Food Insecurity is Associated With Mortality Among U.S. Adults With Nonalcoholic Fatty Liver Disease and Advanced Fibrosis

Clin Gastroenterol Hepatol. 2022 Dec;20(12):2790-2799.e4. doi: 10.1016/j.cgh.2021.11.029. Epub 2021 Dec 16.


Background & aims: Food insecurity is a growing public health challenge in the United States (U.S.) and has been linked to nonalcoholic fatty liver disease (NAFLD) and advanced fibrosis. However, little is known of how food insecurity impacts mortality risk and health care utilization in chronic liver disease.

Methods: Using a population-based cohort study of U.S. adults (≥20 years) in the National Health and Nutrition Examination Survey, 1999 to 2014, with NAFLD (estimated by the U.S. Fatty Liver Index) and advanced fibrosis (estimated by the NAFLD fibrosis score, aspartate aminotransferase-to-platelet ratio index, or Fibrosis-4 Index), food security was measured using the Department of Agriculture Food Security Survey Module. The primary outcome was all-cause mortality from National Death Index data and the secondary outcome was health care utilization, defined as ≥2 inpatient and ≥4 outpatient visits, with Cox and logistic regression, respectively, estimating associations between food insecurity and outcomes.
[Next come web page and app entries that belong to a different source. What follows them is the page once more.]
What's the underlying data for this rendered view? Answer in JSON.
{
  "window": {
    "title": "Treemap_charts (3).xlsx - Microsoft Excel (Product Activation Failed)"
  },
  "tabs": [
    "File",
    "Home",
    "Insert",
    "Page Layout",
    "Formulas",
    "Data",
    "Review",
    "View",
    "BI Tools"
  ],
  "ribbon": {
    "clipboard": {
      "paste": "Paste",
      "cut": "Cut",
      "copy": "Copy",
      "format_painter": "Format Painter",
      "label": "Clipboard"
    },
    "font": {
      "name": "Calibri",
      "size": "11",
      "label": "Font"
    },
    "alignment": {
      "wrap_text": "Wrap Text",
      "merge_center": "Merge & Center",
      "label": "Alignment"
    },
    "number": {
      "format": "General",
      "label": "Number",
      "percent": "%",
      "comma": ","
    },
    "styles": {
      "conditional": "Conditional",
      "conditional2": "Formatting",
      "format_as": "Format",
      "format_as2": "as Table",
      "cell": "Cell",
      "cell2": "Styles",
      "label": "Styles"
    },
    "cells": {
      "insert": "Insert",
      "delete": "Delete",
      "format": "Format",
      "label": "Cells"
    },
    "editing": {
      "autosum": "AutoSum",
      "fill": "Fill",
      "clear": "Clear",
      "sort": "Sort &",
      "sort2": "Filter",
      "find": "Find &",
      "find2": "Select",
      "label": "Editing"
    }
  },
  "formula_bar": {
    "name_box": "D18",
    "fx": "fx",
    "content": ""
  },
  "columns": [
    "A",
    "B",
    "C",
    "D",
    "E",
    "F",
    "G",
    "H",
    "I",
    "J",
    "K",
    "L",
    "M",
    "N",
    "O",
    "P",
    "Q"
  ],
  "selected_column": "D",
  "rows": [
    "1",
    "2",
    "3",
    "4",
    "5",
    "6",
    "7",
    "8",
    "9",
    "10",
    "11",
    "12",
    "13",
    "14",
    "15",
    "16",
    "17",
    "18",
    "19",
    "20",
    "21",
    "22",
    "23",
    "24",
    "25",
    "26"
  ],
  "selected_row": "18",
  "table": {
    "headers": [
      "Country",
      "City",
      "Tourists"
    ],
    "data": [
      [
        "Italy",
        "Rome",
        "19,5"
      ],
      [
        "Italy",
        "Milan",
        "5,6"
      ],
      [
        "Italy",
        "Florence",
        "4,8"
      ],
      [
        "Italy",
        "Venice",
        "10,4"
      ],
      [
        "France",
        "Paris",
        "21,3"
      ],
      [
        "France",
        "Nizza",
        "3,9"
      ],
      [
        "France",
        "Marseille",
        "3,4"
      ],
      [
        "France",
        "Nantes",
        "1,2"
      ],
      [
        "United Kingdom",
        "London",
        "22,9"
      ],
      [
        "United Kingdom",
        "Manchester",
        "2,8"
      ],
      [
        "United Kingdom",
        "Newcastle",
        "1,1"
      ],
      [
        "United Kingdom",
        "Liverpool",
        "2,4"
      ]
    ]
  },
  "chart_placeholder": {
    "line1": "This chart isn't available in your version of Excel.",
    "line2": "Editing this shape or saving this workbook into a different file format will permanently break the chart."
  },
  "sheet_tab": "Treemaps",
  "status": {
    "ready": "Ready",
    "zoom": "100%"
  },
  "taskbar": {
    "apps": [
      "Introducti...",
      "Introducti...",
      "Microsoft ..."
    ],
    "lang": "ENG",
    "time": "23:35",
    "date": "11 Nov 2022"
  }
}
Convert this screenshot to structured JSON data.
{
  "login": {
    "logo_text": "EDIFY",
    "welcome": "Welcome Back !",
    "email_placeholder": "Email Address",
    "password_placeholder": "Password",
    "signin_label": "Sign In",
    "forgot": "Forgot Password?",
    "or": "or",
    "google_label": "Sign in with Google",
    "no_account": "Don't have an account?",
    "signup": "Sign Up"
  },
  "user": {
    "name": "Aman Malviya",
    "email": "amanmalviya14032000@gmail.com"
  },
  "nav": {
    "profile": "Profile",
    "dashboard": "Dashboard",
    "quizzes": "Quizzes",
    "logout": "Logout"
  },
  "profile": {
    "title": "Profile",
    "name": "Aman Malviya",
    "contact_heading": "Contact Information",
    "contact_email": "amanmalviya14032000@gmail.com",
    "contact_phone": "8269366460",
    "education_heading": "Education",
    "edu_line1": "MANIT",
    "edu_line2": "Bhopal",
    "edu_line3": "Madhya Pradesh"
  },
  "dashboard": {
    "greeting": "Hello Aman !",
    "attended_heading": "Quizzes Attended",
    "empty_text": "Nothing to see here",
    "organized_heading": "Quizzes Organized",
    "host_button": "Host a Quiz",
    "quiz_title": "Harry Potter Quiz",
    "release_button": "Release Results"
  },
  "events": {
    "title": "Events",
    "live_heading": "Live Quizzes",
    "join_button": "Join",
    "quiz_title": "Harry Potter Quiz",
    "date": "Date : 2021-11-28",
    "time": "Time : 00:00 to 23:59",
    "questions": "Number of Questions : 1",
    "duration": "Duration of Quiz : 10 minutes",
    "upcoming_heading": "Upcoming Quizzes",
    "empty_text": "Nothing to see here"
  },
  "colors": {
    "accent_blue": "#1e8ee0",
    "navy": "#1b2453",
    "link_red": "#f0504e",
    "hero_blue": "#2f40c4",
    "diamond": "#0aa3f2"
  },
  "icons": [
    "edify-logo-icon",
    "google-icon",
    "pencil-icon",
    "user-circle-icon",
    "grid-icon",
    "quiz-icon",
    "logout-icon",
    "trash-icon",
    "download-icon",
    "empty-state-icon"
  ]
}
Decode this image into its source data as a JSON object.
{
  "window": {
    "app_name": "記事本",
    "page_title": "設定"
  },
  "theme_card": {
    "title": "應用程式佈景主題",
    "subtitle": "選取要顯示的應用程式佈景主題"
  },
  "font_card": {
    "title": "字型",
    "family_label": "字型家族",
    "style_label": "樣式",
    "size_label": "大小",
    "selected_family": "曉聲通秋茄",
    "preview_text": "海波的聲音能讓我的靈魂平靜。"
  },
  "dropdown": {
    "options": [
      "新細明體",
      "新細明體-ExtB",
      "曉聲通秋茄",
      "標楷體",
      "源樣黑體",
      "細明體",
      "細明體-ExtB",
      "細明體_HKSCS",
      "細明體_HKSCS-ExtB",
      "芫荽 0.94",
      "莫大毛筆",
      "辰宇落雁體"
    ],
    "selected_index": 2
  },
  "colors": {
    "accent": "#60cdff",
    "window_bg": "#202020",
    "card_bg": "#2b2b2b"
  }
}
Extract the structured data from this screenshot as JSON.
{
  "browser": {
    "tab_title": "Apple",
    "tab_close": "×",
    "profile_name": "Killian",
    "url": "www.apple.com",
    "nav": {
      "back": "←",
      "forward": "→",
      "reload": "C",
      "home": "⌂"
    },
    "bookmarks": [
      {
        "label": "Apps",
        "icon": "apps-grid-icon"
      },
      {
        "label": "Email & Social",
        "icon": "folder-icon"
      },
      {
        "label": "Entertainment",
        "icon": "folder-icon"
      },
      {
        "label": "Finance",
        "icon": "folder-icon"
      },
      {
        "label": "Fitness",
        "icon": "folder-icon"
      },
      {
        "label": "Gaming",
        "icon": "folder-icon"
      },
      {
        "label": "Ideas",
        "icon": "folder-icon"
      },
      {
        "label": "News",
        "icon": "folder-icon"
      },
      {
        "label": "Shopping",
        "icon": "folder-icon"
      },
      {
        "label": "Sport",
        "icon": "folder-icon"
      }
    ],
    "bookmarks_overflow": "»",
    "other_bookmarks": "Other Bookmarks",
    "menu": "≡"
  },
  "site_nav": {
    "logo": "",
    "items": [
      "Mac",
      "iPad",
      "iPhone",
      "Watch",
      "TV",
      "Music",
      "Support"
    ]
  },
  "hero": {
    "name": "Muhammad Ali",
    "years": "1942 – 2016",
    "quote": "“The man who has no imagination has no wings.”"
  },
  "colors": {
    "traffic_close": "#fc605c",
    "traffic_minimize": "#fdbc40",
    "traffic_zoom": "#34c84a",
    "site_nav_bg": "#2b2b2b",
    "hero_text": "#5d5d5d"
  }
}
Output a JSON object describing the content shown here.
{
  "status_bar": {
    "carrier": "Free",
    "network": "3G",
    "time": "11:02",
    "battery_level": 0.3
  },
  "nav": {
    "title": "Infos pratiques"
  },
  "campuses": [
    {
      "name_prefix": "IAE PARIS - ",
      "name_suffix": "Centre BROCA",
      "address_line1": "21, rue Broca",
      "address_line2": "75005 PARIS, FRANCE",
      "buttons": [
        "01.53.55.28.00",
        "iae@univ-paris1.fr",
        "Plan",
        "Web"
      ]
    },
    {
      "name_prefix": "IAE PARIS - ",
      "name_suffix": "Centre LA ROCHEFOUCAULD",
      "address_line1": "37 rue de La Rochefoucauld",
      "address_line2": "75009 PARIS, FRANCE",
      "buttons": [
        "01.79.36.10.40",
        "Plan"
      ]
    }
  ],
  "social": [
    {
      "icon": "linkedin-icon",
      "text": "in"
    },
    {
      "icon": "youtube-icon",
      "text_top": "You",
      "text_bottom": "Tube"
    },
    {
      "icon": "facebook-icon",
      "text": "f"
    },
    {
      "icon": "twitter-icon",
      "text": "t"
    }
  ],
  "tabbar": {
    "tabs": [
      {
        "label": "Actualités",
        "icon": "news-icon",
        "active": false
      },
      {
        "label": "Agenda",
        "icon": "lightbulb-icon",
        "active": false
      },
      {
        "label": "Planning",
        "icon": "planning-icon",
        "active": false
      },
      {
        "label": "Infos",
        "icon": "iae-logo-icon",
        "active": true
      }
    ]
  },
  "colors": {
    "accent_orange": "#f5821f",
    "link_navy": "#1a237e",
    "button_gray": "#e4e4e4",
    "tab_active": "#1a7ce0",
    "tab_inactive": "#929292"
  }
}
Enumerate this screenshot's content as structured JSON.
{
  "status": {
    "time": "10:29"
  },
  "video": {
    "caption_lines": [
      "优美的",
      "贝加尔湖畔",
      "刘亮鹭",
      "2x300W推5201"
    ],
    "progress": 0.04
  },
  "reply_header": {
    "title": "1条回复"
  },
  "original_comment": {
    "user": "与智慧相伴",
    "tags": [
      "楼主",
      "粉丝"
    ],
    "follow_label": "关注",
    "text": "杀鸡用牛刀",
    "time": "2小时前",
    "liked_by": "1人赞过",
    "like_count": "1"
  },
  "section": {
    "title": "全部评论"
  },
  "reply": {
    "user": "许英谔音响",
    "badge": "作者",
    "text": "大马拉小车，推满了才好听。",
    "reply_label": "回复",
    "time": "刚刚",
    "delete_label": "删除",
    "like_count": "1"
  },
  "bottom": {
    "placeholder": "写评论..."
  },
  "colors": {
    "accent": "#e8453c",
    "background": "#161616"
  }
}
Results: Of 34,134 eligible participants (mean age, 47 years; 51% women; 14% in poverty), 4816 had NAFLD and 1654 had advanced fibrosis, with food insecurity present in 28% and 21%, respectively. All-cause age-adjusted mortality was 12 per 1000 person-years among participants with NAFLD (food-secure, 11; food-insecure, 15) and 32 per 1000 person-years among advanced fibrosis participants (food-secure, 28; food-insecure, 50). In multivariable analyses, food insecurity was independently associated with higher mortality among participants with NAFLD (hazard ratio, 1.46; 95% confidence interval [CI], 1.08-1.97) and advanced fibrosis (hazard ratio, 1.37; 95% CI, 1.01-1.86) and greater outpatient health care utilization in participants with NAFLD (odds ratio, 1.32; 95% CI, 1.05-1.67).

Conclusions: Food insecurity is significantly associated with greater all-cause mortality in adults with NAFLD and advanced fibrosis. Interventions that address food insecurity among adults with liver disease should be prioritized to improve health outcomes in this population.

Keywords: Fatty Liver; Food Insecurity; Health Care Utilization; Liver Fibrosis; Mortality.

Publication types

  • Research Support, N.I.H., Extramural
  • Research Support, Non-U.S. Gov't

MeSH terms

  • Adult
  • Cohort Studies
  • Female
  • Food Insecurity
  • Humans
  • Liver Cirrhosis / diagnosis
  • Male
  • Middle Aged
  • Non-alcoholic Fatty Liver Disease* / complications
  • Nutrition Surveys
  • United States / epidemiology